● What to do: Copy out the data in full and exactly, passing over the pictures.

Recorded information: Begin

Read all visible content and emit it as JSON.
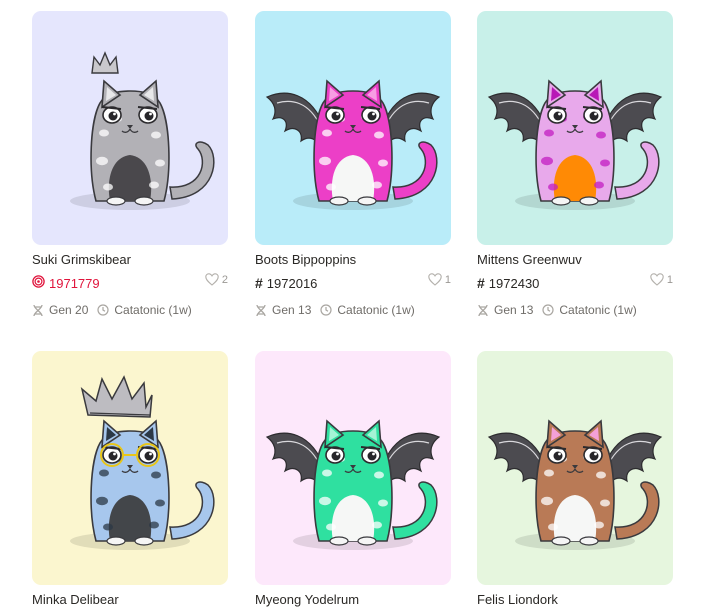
{
  "kitties": [
    {
      "name": "Suki Grimskibear",
      "id": "1971779",
      "id_special": true,
      "likes": "2",
      "generation": "Gen 20",
      "cooldown": "Catatonic (1w)",
      "bg_color": "#e5e6fd",
      "body_color": "#b2b1b6",
      "accent_color": "#e8e8ea",
      "belly_color": "#4a484c",
      "wings": false,
      "crown": "small",
      "glasses": false,
      "spots_color": "#ffffff"
    },
    {
      "name": "Boots Bippoppins",
      "id": "1972016",
      "id_special": false,
      "likes": "1",
      "generation": "Gen 13",
      "cooldown": "Catatonic (1w)",
      "bg_color": "#b9ecf9",
      "body_color": "#ec3fc7",
      "accent_color": "#f79ee3",
      "belly_color": "#f6f7f6",
      "wings": true,
      "crown": "none",
      "glasses": false,
      "spots_color": "#ffffff"
    },
    {
      "name": "Mittens Greenwuv",
      "id": "1972430",
      "id_special": false,
      "likes": "1",
      "generation": "Gen 13",
      "cooldown": "Catatonic (1w)",
      "bg_color": "#c8f0e9",
      "body_color": "#e8a9eb",
      "accent_color": "#b818b6",
      "belly_color": "#ff8a05",
      "wings": true,
      "crown": "none",
      "glasses": false,
      "spots_color": "#c31ec1"
    },
    {
      "name": "Minka Delibear",
      "id": "",
      "id_special": false,
      "likes": "",
      "generation": "",
      "cooldown": "",
      "bg_color": "#fbf6cf",
      "body_color": "#a7c7ed",
      "accent_color": "#2b3846",
      "belly_color": "#43464a",
      "wings": false,
      "crown": "big",
      "glasses": true,
      "spots_color": "#2b3846"
    },
    {
      "name": "Myeong Yodelrum",
      "id": "",
      "id_special": false,
      "likes": "",
      "generation": "",
      "cooldown": "",
      "bg_color": "#fde8fb",
      "body_color": "#2fe0a0",
      "accent_color": "#a4f3d5",
      "belly_color": "#f6f7f6",
      "wings": true,
      "crown": "none",
      "glasses": false,
      "spots_color": "#ffffff"
    },
    {
      "name": "Felis Liondork",
      "id": "",
      "id_special": false,
      "likes": "",
      "generation": "",
      "cooldown": "",
      "bg_color": "#e6f6de",
      "body_color": "#b97a56",
      "accent_color": "#f3a0d8",
      "belly_color": "#f6f7f6",
      "wings": true,
      "crown": "none",
      "glasses": false,
      "spots_color": "#ffffff"
    }
  ]
}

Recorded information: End

● Reply:
Read all visible content and emit it as JSON.
{
  "kitties": [
    {
      "name": "Suki Grimskibear",
      "id": "1971779",
      "id_special": true,
      "likes": "2",
      "generation": "Gen 20",
      "cooldown": "Catatonic (1w)",
      "bg_color": "#e5e6fd",
      "body_color": "#b2b1b6",
      "accent_color": "#e8e8ea",
      "belly_color": "#4a484c",
      "wings": false,
      "crown": "small",
      "glasses": false,
      "spots_color": "#ffffff"
    },
    {
      "name": "Boots Bippoppins",
      "id": "1972016",
      "id_special": false,
      "likes": "1",
      "generation": "Gen 13",
      "cooldown": "Catatonic (1w)",
      "bg_color": "#b9ecf9",
      "body_color": "#ec3fc7",
      "accent_color": "#f79ee3",
      "belly_color": "#f6f7f6",
      "wings": true,
      "crown": "none",
      "glasses": false,
      "spots_color": "#ffffff"
    },
    {
      "name": "Mittens Greenwuv",
      "id": "1972430",
      "id_special": false,
      "likes": "1",
      "generation": "Gen 13",
      "cooldown": "Catatonic (1w)",
      "bg_color": "#c8f0e9",
      "body_color": "#e8a9eb",
      "accent_color": "#b818b6",
      "belly_color": "#ff8a05",
      "wings": true,
      "crown": "none",
      "glasses": false,
      "spots_color": "#c31ec1"
    },
    {
      "name": "Minka Delibear",
      "id": "",
      "id_special": false,
      "likes": "",
      "generation": "",
      "cooldown": "",
      "bg_color": "#fbf6cf",
      "body_color": "#a7c7ed",
      "accent_color": "#2b3846",
      "belly_color": "#43464a",
      "wings": false,
      "crown": "big",
      "glasses": true,
      "spots_color": "#2b3846"
    },
    {
      "name": "Myeong Yodelrum",
      "id": "",
      "id_special": false,
      "likes": "",
      "generation": "",
      "cooldown": "",
      "bg_color": "#fde8fb",
      "body_color": "#2fe0a0",
      "accent_color": "#a4f3d5",
      "belly_color": "#f6f7f6",
      "wings": true,
      "crown": "none",
      "glasses": false,
      "spots_color": "#ffffff"
    },
    {
      "name": "Felis Liondork",
      "id": "",
      "id_special": false,
      "likes": "",
      "generation": "",
      "cooldown": "",
      "bg_color": "#e6f6de",
      "body_color": "#b97a56",
      "accent_color": "#f3a0d8",
      "belly_color": "#f6f7f6",
      "wings": true,
      "crown": "none",
      "glasses": false,
      "spots_color": "#ffffff"
    }
  ]
}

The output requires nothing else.